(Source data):

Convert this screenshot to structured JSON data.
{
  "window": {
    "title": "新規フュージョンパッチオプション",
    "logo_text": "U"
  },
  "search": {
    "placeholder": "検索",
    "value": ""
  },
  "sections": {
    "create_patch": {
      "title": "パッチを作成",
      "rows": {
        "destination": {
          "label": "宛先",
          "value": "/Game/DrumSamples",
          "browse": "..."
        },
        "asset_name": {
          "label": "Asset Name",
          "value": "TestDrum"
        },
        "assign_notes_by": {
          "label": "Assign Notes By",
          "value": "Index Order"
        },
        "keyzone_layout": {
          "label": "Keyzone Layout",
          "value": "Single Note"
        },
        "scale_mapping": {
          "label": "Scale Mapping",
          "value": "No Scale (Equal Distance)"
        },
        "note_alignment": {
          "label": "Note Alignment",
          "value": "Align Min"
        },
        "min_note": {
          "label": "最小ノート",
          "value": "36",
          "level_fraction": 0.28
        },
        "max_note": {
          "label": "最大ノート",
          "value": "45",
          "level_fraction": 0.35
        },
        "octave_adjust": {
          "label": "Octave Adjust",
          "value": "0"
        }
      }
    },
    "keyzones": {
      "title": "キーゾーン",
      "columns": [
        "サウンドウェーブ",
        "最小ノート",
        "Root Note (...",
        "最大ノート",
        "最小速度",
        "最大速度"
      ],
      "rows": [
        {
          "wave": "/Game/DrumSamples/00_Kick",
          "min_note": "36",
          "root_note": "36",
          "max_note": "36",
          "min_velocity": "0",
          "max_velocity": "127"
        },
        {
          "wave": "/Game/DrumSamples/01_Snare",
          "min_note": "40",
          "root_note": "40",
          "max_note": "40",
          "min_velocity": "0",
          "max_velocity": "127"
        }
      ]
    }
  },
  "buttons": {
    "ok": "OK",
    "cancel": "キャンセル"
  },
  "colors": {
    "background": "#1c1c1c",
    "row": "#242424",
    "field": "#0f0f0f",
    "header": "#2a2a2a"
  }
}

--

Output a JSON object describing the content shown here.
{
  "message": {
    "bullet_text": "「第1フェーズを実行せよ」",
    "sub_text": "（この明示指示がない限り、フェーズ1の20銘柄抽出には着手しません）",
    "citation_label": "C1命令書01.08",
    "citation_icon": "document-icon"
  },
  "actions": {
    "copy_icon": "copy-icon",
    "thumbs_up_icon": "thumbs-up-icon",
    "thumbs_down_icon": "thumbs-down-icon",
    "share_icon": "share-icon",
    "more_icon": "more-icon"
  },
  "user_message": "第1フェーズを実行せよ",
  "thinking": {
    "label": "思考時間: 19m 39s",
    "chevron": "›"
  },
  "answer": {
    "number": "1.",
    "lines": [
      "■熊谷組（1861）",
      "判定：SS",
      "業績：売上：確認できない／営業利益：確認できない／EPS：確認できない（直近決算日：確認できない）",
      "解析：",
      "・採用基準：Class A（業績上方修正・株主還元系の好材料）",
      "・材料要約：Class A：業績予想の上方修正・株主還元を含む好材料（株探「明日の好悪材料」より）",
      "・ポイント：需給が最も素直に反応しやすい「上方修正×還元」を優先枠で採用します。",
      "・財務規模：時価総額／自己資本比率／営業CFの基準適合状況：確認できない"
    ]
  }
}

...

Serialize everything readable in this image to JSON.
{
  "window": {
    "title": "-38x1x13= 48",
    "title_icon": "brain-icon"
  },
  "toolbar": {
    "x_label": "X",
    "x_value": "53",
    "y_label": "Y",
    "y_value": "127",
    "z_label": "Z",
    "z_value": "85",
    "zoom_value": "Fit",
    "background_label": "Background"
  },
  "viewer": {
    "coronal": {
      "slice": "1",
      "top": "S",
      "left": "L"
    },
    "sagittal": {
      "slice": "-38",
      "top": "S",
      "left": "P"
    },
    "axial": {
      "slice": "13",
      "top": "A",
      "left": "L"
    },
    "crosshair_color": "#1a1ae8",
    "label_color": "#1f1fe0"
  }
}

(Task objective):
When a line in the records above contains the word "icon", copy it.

(Solved problem):
    "citation_icon": "document-icon"
    "copy_icon": "copy-icon",
    "thumbs_up_icon": "thumbs-up-icon",
    "thumbs_down_icon": "thumbs-down-icon",
    "share_icon": "share-icon",
    "more_icon": "more-icon"
    "title_icon": "brain-icon"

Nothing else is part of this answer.